→ Work instructions
Copy each of the following entries back without change.

Start of Exercise data

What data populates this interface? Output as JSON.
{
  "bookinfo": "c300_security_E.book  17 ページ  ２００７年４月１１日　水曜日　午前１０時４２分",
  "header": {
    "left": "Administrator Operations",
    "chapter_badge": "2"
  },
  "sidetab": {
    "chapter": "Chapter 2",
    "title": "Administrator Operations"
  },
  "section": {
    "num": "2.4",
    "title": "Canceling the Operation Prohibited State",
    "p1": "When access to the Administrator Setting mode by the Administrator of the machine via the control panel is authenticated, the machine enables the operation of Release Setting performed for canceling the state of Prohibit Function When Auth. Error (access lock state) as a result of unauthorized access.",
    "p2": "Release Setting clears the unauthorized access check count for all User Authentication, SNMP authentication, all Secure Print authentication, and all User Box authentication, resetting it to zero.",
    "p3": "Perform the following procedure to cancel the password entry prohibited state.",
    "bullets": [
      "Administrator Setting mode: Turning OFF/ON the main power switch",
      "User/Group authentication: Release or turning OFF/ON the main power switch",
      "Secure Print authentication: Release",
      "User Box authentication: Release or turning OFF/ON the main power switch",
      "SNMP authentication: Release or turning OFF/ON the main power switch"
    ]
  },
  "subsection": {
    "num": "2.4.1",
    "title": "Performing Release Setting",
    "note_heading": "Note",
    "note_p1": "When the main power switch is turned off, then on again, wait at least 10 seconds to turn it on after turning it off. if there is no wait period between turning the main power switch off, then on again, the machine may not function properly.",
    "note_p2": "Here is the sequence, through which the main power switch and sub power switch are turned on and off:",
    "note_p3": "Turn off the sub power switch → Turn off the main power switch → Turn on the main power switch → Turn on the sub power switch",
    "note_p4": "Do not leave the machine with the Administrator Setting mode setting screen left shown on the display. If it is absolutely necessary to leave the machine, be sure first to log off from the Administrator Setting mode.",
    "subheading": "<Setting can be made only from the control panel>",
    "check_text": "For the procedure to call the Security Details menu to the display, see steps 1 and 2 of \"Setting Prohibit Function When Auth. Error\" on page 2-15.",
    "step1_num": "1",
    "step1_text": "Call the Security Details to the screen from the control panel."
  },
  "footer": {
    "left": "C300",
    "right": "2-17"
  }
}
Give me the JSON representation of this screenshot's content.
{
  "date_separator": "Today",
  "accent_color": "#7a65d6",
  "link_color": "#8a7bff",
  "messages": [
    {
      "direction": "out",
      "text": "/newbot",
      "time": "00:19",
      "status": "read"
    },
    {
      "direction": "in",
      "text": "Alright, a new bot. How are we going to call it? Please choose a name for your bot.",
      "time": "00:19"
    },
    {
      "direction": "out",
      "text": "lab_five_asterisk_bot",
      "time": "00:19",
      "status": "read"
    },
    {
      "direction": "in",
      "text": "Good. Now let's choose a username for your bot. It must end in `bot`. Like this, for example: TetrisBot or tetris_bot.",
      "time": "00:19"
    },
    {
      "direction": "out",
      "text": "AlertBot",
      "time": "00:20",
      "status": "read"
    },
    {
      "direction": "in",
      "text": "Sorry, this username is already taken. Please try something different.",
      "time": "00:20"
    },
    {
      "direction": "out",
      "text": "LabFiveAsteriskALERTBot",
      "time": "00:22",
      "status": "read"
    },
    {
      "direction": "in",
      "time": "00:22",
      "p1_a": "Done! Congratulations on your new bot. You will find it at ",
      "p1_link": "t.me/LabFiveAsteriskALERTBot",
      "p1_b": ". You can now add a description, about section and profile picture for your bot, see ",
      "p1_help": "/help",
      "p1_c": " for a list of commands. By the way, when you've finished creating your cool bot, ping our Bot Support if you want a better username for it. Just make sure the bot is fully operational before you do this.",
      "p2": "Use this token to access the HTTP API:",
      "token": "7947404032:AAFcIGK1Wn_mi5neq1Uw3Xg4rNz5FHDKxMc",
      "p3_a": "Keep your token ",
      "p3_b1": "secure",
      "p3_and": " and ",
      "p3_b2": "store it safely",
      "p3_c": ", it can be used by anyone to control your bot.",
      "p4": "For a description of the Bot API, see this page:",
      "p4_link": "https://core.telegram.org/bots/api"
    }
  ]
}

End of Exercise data

→ Expected answer
What data populates this interface? Output as JSON.
{
  "bookinfo": "c300_security_E.book  17 ページ  ２００７年４月１１日　水曜日　午前１０時４２分",
  "header": {
    "left": "Administrator Operations",
    "chapter_badge": "2"
  },
  "sidetab": {
    "chapter": "Chapter 2",
    "title": "Administrator Operations"
  },
  "section": {
    "num": "2.4",
    "title": "Canceling the Operation Prohibited State",
    "p1": "When access to the Administrator Setting mode by the Administrator of the machine via the control panel is authenticated, the machine enables the operation of Release Setting performed for canceling the state of Prohibit Function When Auth. Error (access lock state) as a result of unauthorized access.",
    "p2": "Release Setting clears the unauthorized access check count for all User Authentication, SNMP authentication, all Secure Print authentication, and all User Box authentication, resetting it to zero.",
    "p3": "Perform the following procedure to cancel the password entry prohibited state.",
    "bullets": [
      "Administrator Setting mode: Turning OFF/ON the main power switch",
      "User/Group authentication: Release or turning OFF/ON the main power switch",
      "Secure Print authentication: Release",
      "User Box authentication: Release or turning OFF/ON the main power switch",
      "SNMP authentication: Release or turning OFF/ON the main power switch"
    ]
  },
  "subsection": {
    "num": "2.4.1",
    "title": "Performing Release Setting",
    "note_heading": "Note",
    "note_p1": "When the main power switch is turned off, then on again, wait at least 10 seconds to turn it on after turning it off. if there is no wait period between turning the main power switch off, then on again, the machine may not function properly.",
    "note_p2": "Here is the sequence, through which the main power switch and sub power switch are turned on and off:",
    "note_p3": "Turn off the sub power switch → Turn off the main power switch → Turn on the main power switch → Turn on the sub power switch",
    "note_p4": "Do not leave the machine with the Administrator Setting mode setting screen left shown on the display. If it is absolutely necessary to leave the machine, be sure first to log off from the Administrator Setting mode.",
    "subheading": "<Setting can be made only from the control panel>",
    "check_text": "For the procedure to call the Security Details menu to the display, see steps 1 and 2 of \"Setting Prohibit Function When Auth. Error\" on page 2-15.",
    "step1_num": "1",
    "step1_text": "Call the Security Details to the screen from the control panel."
  },
  "footer": {
    "left": "C300",
    "right": "2-17"
  }
}
Give me the JSON representation of this screenshot's content.
{
  "date_separator": "Today",
  "accent_color": "#7a65d6",
  "link_color": "#8a7bff",
  "messages": [
    {
      "direction": "out",
      "text": "/newbot",
      "time": "00:19",
      "status": "read"
    },
    {
      "direction": "in",
      "text": "Alright, a new bot. How are we going to call it? Please choose a name for your bot.",
      "time": "00:19"
    },
    {
      "direction": "out",
      "text": "lab_five_asterisk_bot",
      "time": "00:19",
      "status": "read"
    },
    {
      "direction": "in",
      "text": "Good. Now let's choose a username for your bot. It must end in `bot`. Like this, for example: TetrisBot or tetris_bot.",
      "time": "00:19"
    },
    {
      "direction": "out",
      "text": "AlertBot",
      "time": "00:20",
      "status": "read"
    },
    {
      "direction": "in",
      "text": "Sorry, this username is already taken. Please try something different.",
      "time": "00:20"
    },
    {
      "direction": "out",
      "text": "LabFiveAsteriskALERTBot",
      "time": "00:22",
      "status": "read"
    },
    {
      "direction": "in",
      "time": "00:22",
      "p1_a": "Done! Congratulations on your new bot. You will find it at ",
      "p1_link": "t.me/LabFiveAsteriskALERTBot",
      "p1_b": ". You can now add a description, about section and profile picture for your bot, see ",
      "p1_help": "/help",
      "p1_c": " for a list of commands. By the way, when you've finished creating your cool bot, ping our Bot Support if you want a better username for it. Just make sure the bot is fully operational before you do this.",
      "p2": "Use this token to access the HTTP API:",
      "token": "7947404032:AAFcIGK1Wn_mi5neq1Uw3Xg4rNz5FHDKxMc",
      "p3_a": "Keep your token ",
      "p3_b1": "secure",
      "p3_and": " and ",
      "p3_b2": "store it safely",
      "p3_c": ", it can be used by anyone to control your bot.",
      "p4": "For a description of the Bot API, see this page:",
      "p4_link": "https://core.telegram.org/bots/api"
    }
  ]
}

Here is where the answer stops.